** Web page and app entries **
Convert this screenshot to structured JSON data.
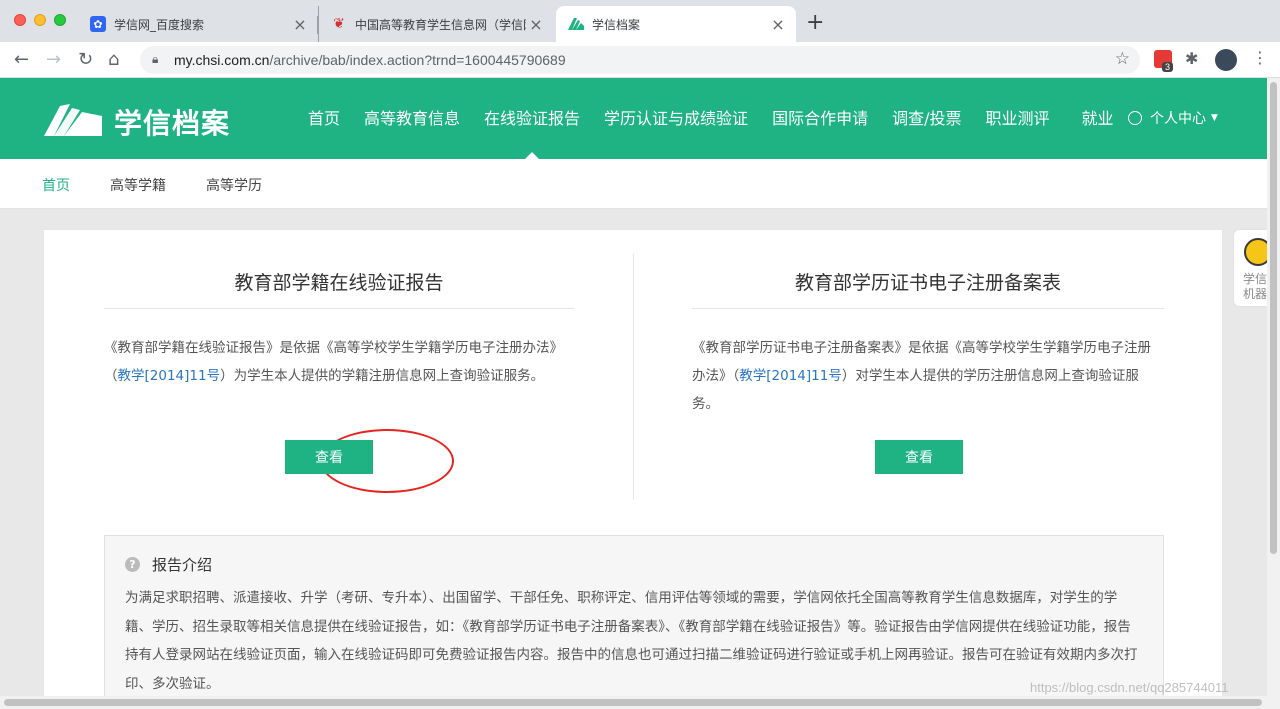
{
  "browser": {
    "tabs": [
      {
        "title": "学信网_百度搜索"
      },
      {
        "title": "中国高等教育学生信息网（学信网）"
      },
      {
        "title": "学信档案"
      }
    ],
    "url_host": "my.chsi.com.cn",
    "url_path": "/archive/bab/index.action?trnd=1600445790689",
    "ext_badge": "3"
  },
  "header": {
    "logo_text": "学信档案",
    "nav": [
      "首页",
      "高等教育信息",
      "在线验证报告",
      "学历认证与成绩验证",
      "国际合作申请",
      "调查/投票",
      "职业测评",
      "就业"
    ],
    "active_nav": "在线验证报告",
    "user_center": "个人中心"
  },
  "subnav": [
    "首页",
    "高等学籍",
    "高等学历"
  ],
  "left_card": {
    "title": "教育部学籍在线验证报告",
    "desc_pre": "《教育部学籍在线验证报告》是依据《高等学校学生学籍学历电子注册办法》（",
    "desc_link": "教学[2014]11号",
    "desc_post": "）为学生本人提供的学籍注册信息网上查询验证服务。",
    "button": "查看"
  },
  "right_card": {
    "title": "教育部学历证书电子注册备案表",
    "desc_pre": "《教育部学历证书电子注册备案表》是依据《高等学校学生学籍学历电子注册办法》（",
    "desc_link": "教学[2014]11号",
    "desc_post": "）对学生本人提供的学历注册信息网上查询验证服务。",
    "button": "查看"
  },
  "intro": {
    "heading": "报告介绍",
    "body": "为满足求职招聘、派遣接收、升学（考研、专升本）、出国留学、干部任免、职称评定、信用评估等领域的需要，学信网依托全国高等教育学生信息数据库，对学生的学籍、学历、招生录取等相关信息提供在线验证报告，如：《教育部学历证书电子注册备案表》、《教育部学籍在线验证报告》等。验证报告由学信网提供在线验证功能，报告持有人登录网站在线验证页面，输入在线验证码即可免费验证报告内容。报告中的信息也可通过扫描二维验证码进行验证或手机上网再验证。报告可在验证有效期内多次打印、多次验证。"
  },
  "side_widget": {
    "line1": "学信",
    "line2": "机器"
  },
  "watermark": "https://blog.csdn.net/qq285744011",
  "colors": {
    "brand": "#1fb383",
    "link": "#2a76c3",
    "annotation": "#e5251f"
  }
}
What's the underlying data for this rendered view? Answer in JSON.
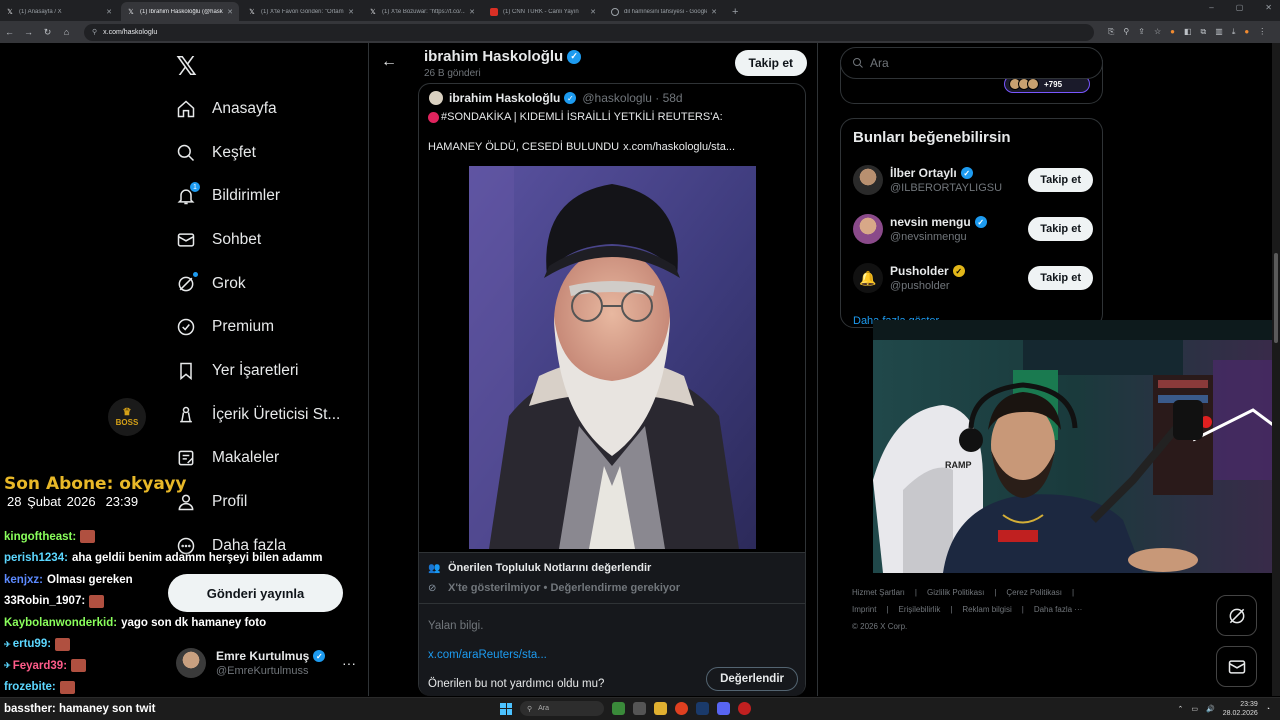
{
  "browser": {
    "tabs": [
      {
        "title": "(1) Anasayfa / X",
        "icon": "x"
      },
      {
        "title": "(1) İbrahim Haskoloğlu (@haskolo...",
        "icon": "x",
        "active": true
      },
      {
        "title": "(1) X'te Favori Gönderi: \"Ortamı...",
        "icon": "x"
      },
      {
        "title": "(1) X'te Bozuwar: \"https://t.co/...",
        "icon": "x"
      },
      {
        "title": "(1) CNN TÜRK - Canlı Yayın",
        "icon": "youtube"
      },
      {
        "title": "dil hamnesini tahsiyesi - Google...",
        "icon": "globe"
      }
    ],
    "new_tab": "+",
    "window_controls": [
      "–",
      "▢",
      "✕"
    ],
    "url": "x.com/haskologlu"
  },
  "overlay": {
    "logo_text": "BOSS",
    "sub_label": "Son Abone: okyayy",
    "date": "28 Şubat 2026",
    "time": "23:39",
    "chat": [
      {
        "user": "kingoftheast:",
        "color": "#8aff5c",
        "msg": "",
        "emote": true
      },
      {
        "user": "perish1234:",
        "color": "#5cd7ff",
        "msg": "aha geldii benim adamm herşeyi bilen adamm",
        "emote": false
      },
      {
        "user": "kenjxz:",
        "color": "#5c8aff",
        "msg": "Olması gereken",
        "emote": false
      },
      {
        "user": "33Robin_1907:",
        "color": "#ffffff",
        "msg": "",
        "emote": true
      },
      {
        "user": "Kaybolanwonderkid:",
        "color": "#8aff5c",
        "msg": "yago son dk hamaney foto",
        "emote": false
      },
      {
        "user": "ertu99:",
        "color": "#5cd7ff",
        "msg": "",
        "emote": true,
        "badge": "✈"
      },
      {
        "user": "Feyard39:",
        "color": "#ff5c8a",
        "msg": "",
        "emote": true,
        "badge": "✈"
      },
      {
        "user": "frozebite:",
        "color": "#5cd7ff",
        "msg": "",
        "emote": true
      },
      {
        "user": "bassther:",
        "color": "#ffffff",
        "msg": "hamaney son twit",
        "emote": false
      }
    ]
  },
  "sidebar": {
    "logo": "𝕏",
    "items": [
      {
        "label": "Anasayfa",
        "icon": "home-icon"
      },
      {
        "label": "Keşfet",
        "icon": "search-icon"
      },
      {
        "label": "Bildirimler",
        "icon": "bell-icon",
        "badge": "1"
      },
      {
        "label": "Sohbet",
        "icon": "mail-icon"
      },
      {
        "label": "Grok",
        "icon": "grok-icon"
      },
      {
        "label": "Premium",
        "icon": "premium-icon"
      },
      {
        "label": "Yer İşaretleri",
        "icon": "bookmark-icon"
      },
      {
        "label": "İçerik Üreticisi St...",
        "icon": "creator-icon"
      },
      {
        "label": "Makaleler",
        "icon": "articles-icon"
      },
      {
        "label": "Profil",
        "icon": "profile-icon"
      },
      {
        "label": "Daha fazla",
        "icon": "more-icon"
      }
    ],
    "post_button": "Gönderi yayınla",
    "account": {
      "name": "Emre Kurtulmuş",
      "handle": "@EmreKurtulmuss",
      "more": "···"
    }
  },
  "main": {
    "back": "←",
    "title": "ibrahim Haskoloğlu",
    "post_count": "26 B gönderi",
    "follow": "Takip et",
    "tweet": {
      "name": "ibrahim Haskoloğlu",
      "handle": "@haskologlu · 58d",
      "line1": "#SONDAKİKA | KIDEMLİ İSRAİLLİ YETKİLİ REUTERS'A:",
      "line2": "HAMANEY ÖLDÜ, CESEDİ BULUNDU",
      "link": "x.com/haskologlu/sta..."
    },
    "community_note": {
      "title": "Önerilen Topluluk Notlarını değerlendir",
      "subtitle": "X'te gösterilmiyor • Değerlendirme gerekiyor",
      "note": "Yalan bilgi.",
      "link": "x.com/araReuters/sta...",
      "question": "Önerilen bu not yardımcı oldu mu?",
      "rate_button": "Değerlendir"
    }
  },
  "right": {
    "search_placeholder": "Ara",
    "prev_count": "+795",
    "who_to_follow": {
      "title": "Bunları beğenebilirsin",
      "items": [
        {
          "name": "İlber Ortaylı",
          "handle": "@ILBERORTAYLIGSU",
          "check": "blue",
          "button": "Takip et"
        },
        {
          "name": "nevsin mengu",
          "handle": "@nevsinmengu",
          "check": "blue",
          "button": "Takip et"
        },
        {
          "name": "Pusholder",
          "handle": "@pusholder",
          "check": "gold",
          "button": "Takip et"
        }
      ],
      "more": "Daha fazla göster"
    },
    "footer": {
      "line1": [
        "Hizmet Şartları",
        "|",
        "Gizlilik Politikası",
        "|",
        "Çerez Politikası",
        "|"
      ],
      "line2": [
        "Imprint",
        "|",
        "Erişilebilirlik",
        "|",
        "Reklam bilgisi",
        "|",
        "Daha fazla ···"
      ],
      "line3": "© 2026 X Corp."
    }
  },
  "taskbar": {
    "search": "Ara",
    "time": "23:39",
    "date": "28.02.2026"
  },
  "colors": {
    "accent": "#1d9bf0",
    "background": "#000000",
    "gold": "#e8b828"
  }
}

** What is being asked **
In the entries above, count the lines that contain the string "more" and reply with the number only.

** Your solution **
3